Recently I attended the annual Transgender Day of Remembrance service. In recent years we remembered about 200 who had been killed in each of the previous years. This year there were 283 who were murdered; in the United States there were 25, up from fewer than five in each of the previous years. Equally heartbreaking was over 1,000 who committed suicide.
There are about one million transgender people in our country. Only 17 states offer legal protection. Montana is not one of those states, though a few cities have passed ordinances — not Billings. They are more likely to be bullied, to lose jobs and be denied housing where there are no legal protections.
Since Caitlyn Jenner made the headlines, more people have come to understand what it means to be transgender and to learn of the problems they face. Yet, transgender youth and adults tell how hard it is to get medical attention, to feel comfortable in places of worship, to feel safe at school or on the job.

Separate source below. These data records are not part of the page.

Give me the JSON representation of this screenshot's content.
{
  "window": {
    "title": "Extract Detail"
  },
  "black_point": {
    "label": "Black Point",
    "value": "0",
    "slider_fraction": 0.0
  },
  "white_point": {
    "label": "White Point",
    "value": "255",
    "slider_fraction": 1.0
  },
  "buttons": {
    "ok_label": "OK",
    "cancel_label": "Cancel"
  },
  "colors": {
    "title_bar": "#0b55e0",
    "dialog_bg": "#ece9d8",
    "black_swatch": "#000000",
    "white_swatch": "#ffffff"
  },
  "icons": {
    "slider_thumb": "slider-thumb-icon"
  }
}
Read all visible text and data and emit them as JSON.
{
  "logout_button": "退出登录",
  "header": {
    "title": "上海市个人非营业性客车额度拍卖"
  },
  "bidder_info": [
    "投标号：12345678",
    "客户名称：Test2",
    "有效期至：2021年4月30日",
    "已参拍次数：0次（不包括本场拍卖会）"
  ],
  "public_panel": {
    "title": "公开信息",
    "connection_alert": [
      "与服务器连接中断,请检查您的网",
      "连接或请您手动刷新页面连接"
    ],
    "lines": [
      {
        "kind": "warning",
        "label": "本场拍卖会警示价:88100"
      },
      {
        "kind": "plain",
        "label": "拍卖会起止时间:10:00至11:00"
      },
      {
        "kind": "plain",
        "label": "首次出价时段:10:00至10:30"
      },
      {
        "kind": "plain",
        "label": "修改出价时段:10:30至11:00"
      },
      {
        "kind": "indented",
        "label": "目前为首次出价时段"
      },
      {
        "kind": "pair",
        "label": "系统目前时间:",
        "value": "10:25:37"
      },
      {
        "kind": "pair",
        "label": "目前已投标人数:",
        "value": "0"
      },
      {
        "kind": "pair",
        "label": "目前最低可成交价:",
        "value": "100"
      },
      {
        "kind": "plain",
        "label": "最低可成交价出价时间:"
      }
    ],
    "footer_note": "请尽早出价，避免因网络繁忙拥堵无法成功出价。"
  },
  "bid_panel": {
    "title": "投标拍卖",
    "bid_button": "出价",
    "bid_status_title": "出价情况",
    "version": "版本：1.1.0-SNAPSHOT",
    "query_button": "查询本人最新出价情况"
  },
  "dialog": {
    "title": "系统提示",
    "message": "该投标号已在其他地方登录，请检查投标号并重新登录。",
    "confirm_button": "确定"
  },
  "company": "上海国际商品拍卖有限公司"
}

As a community we are responsible for each other. Our Montana Constitution guarantees the dignity of the individual is inviolable. Equal protection shall not be denied. We need to learn as much as possible about those who are different if we would live together in dignity and peace.
Medical people take a Hippocratic Oath to treat all people. Does that not mean that they should learn all they can so their patients will be treated with dignity and compassion? Clergy have taken vows of service to God who only requires love for all. Should we not educate ourselves so as to better teach our congregations?
The Rev. Kenneth Crouch